Man Buys and Fixes Up Old Mobile Homes to Help Homeless Folks Re-Establish Their Lives
An Oklahoma man is giving homeless people a new chance by providing them with a place to live while they get back on their feet.
Ryan Laughlin grew up fixing cars and spent 19 years in the RV industry, but only recently started buying old campers, RVs, and mobile homes and revamping them for the working homeless, according to NBC affiliate KFOR and a GoFundMe he created.
The Oklahoma City resident started the selfless project after meeting a man named Chris Butts, who was living out of his Volkswagen Beetle with his dog after raising five children, KFOR reported.
Butts had a job but was struggling to make ends meet, and could not afford to buy or rent a home during that time — leaving Laughlin and his girlfriend with a desire to help him out.
“Sometimes they just need that little hand, that step, and it’s just really started to turn my heart to want to help,” he told KFOR.
To give him that leg up, Laughlin went out and purchased an old mobile home in Oklahoma. He then fixed it up so that the conditions were livable and gave it to Butts so he could live there temporarily while he worked to afford a place of his own.

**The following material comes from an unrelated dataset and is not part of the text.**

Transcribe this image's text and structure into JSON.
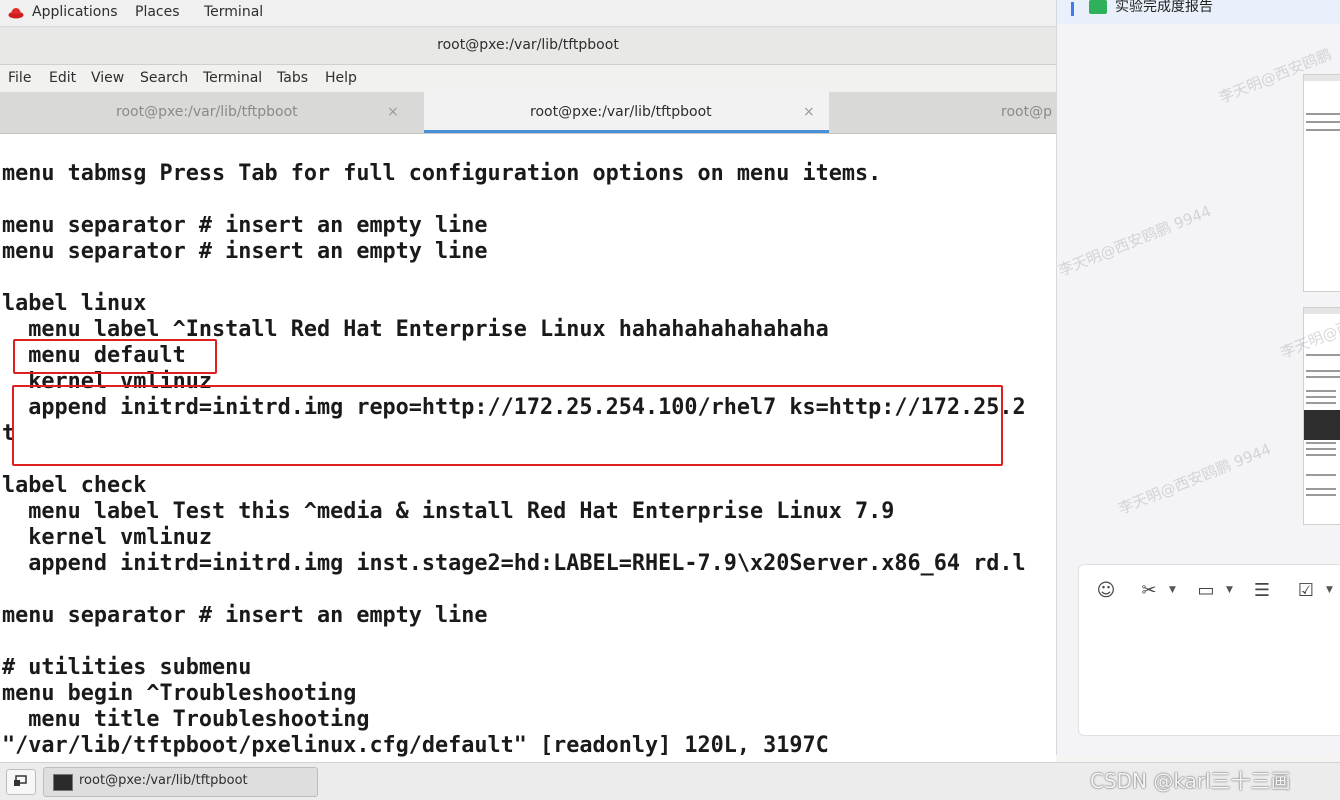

Butts told KFOR that he was incredibly grateful for the kind gesture, especially after experiencing “desperation” and “depression” while homeless.

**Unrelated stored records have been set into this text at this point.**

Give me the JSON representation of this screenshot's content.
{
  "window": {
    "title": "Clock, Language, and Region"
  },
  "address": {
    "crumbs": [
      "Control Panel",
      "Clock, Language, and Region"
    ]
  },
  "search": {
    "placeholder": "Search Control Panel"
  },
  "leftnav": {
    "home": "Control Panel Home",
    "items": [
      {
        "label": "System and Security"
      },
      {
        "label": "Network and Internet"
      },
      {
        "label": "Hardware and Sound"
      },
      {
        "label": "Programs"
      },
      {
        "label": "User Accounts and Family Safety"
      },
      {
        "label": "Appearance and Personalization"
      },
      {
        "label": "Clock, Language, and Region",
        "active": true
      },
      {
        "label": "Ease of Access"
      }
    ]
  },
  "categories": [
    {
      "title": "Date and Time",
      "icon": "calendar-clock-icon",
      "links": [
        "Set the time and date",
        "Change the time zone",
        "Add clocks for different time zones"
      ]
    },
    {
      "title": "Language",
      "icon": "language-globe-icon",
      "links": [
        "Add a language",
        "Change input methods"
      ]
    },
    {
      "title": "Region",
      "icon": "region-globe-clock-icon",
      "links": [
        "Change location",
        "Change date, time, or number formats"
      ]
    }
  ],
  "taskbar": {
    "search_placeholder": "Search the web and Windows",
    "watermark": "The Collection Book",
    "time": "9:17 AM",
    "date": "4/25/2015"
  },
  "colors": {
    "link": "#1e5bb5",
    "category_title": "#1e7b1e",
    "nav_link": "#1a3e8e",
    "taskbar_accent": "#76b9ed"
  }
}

“For once, you get the feeling, that a light at the end of the tunnel is not a train about to run you over,” he told the outlet. “You’re struggling hard and the opportunity arises that somebody gives you a place, albeit humble, it is still a place.”

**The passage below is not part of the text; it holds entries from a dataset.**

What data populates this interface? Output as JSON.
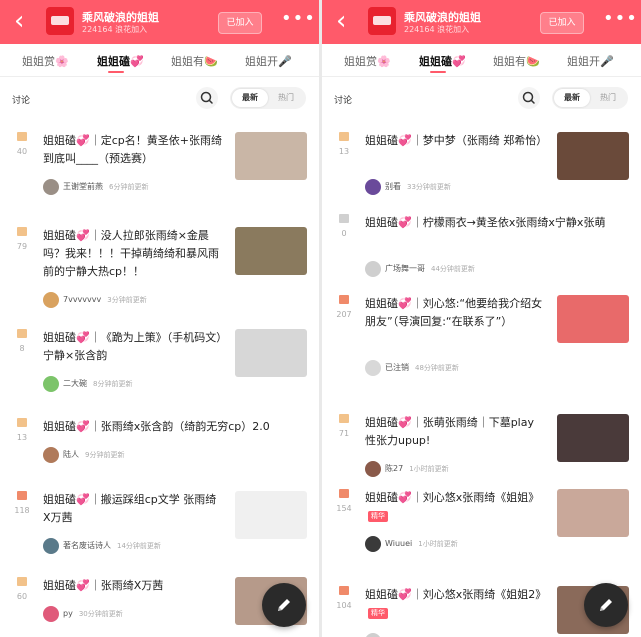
{
  "colors": {
    "brand": "#ff5a6a",
    "accent": "#ff5a6a"
  },
  "panels": [
    {
      "header": {
        "back_icon": "chevron-left-icon",
        "title": "乘风破浪的姐姐",
        "subtitle": "224164 浪花加入",
        "join_label": "已加入",
        "more_icon": "more-icon"
      },
      "tabs": [
        {
          "label": "姐姐赏🌸"
        },
        {
          "label": "姐姐磕💞"
        },
        {
          "label": "姐姐有🍉"
        },
        {
          "label": "姐姐开🎤"
        }
      ],
      "filter": {
        "label": "讨论",
        "options": [
          "最新",
          "热门"
        ],
        "selected": "最新"
      },
      "posts": [
        {
          "title": "姐姐磕💞｜定cp名！黄圣依+张雨绮 到底叫____（预选赛）",
          "count": "40",
          "author": "王谢堂前燕",
          "time": "6分钟前更新",
          "thumb_color": "#c9b6a6",
          "avatar_color": "#9a8f86",
          "marker_color": "#f2c28a"
        },
        {
          "title": "姐姐磕💞｜没人拉郎张雨绮×金晨吗？我来！！！干掉萌绮绮和暴风雨前的宁静大热cp！！",
          "count": "79",
          "author": "7vvvvvvv",
          "time": "3分钟前更新",
          "thumb_color": "#8a7a5e",
          "avatar_color": "#d9a25f",
          "marker_color": "#f2c28a"
        },
        {
          "title": "姐姐磕💞｜《跪为上策》（手机码文）宁静×张含韵",
          "count": "8",
          "author": "二大碗",
          "time": "8分钟前更新",
          "thumb_color": "#d7d7d7",
          "avatar_color": "#7cc46a",
          "marker_color": "#f2c28a"
        },
        {
          "title": "姐姐磕💞｜张雨绮x张含韵（绮韵无穷cp）2.0",
          "count": "13",
          "author": "陆人",
          "time": "9分钟前更新",
          "thumb_color": "",
          "avatar_color": "#b07a5a",
          "marker_color": "#f2c28a"
        },
        {
          "title": "姐姐磕💞｜搬运踩组cp文学 张雨绮X万茜",
          "count": "118",
          "author": "著名废话诗人",
          "time": "14分钟前更新",
          "thumb_color": "#f0f0f0",
          "avatar_color": "#5a7a8a",
          "marker_color": "#f08a6a"
        },
        {
          "title": "姐姐磕💞｜张雨绮X万茜",
          "count": "60",
          "author": "py",
          "time": "30分钟前更新",
          "thumb_color": "#b69a8a",
          "avatar_color": "#e05a7a",
          "marker_color": "#f2c28a"
        }
      ]
    },
    {
      "header": {
        "back_icon": "chevron-left-icon",
        "title": "乘风破浪的姐姐",
        "subtitle": "224164 浪花加入",
        "join_label": "已加入",
        "more_icon": "more-icon"
      },
      "tabs": [
        {
          "label": "姐姐赏🌸"
        },
        {
          "label": "姐姐磕💞"
        },
        {
          "label": "姐姐有🍉"
        },
        {
          "label": "姐姐开🎤"
        }
      ],
      "filter": {
        "label": "讨论",
        "options": [
          "最新",
          "热门"
        ],
        "selected": "最新"
      },
      "posts": [
        {
          "title": "姐姐磕💞｜梦中梦（张雨绮 郑希怡）",
          "count": "13",
          "author": "别看",
          "time": "33分钟前更新",
          "thumb_color": "#6a4a3a",
          "avatar_color": "#6a4a9a",
          "marker_color": "#f2c28a",
          "badge": ""
        },
        {
          "title": "姐姐磕💞｜柠檬雨衣→黄圣依x张雨绮x宁静x张萌",
          "count": "0",
          "author": "广场舞一哥",
          "time": "44分钟前更新",
          "thumb_color": "",
          "avatar_color": "#cfcfcf",
          "marker_color": "#d0d0d0",
          "badge": ""
        },
        {
          "title": "姐姐磕💞｜刘心悠:“他要给我介绍女朋友”（导演回复:“在联系了”）",
          "count": "207",
          "author": "已注销",
          "time": "48分钟前更新",
          "thumb_color": "#e86a6a",
          "avatar_color": "#d8d8d8",
          "marker_color": "#f08a6a",
          "badge": ""
        },
        {
          "title": "姐姐磕💞｜张萌张雨绮｜下墓play 性张力upup!",
          "count": "71",
          "author": "陈27",
          "time": "1小时前更新",
          "thumb_color": "#4a3a3a",
          "avatar_color": "#8a5a4a",
          "marker_color": "#f2c28a",
          "badge": ""
        },
        {
          "title": "姐姐磕💞｜刘心悠x张雨绮《姐姐》",
          "count": "154",
          "author": "Wiuuei",
          "time": "1小时前更新",
          "thumb_color": "#c9a89a",
          "avatar_color": "#3a3a3a",
          "marker_color": "#f08a6a",
          "badge": "精华"
        },
        {
          "title": "姐姐磕💞｜刘心悠x张雨绮《姐姐2》",
          "count": "104",
          "author": "",
          "time": "",
          "thumb_color": "#8a6a5a",
          "avatar_color": "#cfcfcf",
          "marker_color": "#f08a6a",
          "badge": "精华"
        }
      ]
    }
  ],
  "fab_icon": "pencil-icon"
}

“From there on out it’s an opportunity to launch yourself into what might be better … day, by day, by day,” he continued. “It takes the cold and turns it into a ray of sunshine.”
After seeing how much of an impact his actions had on Butts, Laughlin decided to keep going and help others who may be facing similar situations.
“All of [the homes] are a little rough, but they’re not awful,” he told KFOR, noting that many of the homes have rotted in areas and require tearing down. “I just use what I’ve got and put it together.”
RELATED VIDEO: You Have to Meet the N.Y.C. Trader Who’s Using Music to Help the Homeless
Besides checking the structure of the homes, Laughlin also makes sure their basic utility functions work, their safety features (such as carbon monoxide detectors and escape windows) are properly installed, and that the site of the mobile home is approved by lawyers and considered legal to live.
“They have everything from plumbing to electrical, framing, you name it, it’s all there,” he explains. “It’s a lot of work and that’s basically all we do.”
His work has even inspired Butts, who has since moved out of the mobile home and now lives in his own apartment, to join him with the project.
“It’s everything. I mean it’s honestly literally everything to move from nothing to something,” Butts told KFOR. “If someone is willing to work, to get from underneath where they are, it can be the ticket. It can be the thing that actually changes somebody’s life, and that’s just, well, it’s a Godsend, It’s a blessing.”
Never miss a story — sign up for PEOPLE’s free daily newsletter to stay up-to-date on the best of what PEOPLE has to offer, from juicy celebrity news to compelling human interest stories.
As for Laughlin, he’d like to grow his project large enough so that he can develop a community for those in need.
“I would like to see a small RV park community of usable trailers that people can come in and use, just like this for this specific thing,” he told KFOR.
Because the Oklahoma resident has reportedly been using his personal money and donations to finance the revamping, he launched a GoFundMe and has asked people to help him with his project.
“I am trying to start this business to focus on those who are losing their home or already lost it and are living in their cars or friends couches,” he wrote, adding that he was in the process of finishing a camper for a woman who recently went through a divorce and has four children but nowhere to live.
“She is working but cannot catch up,” he added. “Help me help others in need.”